• _Exercise_
Take every entry below and copy it out word for word.

• _Dataset excerpts_

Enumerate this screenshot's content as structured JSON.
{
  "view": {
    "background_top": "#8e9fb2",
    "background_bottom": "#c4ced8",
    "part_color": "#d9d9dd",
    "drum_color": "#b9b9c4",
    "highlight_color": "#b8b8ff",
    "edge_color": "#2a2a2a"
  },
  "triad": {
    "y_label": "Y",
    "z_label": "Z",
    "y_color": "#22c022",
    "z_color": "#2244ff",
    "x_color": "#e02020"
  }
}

• _Task solution_
Enumerate this screenshot's content as structured JSON.
{
  "view": {
    "background_top": "#8e9fb2",
    "background_bottom": "#c4ced8",
    "part_color": "#d9d9dd",
    "drum_color": "#b9b9c4",
    "highlight_color": "#b8b8ff",
    "edge_color": "#2a2a2a"
  },
  "triad": {
    "y_label": "Y",
    "z_label": "Z",
    "y_color": "#22c022",
    "z_color": "#2244ff",
    "x_color": "#e02020"
  }
}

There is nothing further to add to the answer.